== TASK STATEMENT ==
Where a line contains the word "icon", copy that line from the records below.
*** Opening RECORDS SUPPLIED ***
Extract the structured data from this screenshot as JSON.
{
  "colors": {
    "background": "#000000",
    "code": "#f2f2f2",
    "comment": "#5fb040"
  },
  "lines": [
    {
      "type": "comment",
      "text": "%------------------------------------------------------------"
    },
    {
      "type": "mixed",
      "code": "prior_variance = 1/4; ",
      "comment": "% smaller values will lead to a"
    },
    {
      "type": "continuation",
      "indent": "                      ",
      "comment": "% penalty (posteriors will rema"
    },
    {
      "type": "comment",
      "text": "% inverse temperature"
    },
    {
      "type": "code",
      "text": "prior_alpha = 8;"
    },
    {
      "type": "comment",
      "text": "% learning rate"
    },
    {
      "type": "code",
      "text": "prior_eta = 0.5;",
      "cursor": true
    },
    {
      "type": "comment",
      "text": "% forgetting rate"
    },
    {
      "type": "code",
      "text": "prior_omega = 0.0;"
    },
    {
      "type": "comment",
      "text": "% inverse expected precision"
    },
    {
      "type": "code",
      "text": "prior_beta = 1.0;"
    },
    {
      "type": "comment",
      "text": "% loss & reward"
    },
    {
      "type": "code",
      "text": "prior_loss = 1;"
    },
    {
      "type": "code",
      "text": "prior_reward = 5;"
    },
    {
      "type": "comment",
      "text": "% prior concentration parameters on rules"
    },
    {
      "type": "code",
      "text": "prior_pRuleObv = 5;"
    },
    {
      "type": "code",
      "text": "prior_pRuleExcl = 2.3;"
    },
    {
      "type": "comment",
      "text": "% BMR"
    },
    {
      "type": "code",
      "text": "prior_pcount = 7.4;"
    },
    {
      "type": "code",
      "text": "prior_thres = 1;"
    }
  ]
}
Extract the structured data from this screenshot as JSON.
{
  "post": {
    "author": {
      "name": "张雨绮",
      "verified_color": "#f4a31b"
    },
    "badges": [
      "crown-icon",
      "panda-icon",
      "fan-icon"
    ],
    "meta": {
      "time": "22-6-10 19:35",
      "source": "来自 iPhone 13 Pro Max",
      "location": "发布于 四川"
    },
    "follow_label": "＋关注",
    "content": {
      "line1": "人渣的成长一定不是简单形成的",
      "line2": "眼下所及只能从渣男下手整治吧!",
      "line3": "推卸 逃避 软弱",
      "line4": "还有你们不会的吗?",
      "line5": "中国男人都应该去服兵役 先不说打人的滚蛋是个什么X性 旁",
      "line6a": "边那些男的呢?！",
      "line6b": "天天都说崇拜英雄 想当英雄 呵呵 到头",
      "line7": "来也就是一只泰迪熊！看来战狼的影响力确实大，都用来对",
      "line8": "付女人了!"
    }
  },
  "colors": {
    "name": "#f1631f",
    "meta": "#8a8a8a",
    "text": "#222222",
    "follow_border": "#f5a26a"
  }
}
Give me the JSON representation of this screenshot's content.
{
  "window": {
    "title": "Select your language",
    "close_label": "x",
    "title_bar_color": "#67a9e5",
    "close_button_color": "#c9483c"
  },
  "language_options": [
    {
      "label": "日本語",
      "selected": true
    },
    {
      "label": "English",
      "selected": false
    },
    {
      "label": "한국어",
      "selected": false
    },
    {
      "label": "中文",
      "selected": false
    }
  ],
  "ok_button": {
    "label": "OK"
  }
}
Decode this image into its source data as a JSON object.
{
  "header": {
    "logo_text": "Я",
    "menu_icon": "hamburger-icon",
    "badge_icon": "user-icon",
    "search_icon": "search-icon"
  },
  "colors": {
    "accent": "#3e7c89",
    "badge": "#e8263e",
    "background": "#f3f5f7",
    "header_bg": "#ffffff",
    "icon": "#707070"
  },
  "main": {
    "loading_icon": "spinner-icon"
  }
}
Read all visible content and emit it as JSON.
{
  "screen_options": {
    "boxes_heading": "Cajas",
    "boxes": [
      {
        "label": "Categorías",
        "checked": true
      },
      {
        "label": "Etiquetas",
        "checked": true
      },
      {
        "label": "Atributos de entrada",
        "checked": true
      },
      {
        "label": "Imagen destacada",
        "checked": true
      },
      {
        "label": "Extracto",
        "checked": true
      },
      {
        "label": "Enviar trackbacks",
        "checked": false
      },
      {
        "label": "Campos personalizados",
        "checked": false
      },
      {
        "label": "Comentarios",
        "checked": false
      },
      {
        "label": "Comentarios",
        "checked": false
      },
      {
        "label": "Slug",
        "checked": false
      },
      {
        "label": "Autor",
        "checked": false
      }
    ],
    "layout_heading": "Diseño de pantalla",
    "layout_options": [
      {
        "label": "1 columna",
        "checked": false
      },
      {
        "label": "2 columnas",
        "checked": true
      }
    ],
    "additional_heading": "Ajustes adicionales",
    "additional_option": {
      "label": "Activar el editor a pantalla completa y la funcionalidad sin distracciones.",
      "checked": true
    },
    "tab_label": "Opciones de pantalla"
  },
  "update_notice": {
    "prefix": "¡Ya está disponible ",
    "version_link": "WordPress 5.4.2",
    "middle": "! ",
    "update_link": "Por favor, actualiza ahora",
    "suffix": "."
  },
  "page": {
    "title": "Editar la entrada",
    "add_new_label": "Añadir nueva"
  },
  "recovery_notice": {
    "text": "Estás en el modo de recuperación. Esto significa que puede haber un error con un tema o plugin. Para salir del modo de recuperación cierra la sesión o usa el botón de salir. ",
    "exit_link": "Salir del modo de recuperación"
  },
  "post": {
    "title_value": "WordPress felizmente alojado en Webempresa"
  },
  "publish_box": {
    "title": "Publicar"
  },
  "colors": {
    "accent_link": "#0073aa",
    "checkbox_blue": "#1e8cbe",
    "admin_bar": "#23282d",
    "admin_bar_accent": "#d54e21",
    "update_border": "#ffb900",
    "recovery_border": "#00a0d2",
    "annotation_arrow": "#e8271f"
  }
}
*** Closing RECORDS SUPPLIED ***
== TASK SOLUTION ==
      "crown-icon",
      "panda-icon",
      "fan-icon"
    "menu_icon": "hamburger-icon",
    "badge_icon": "user-icon",
    "search_icon": "search-icon"
    "icon": "#707070"
    "loading_icon": "spinner-icon"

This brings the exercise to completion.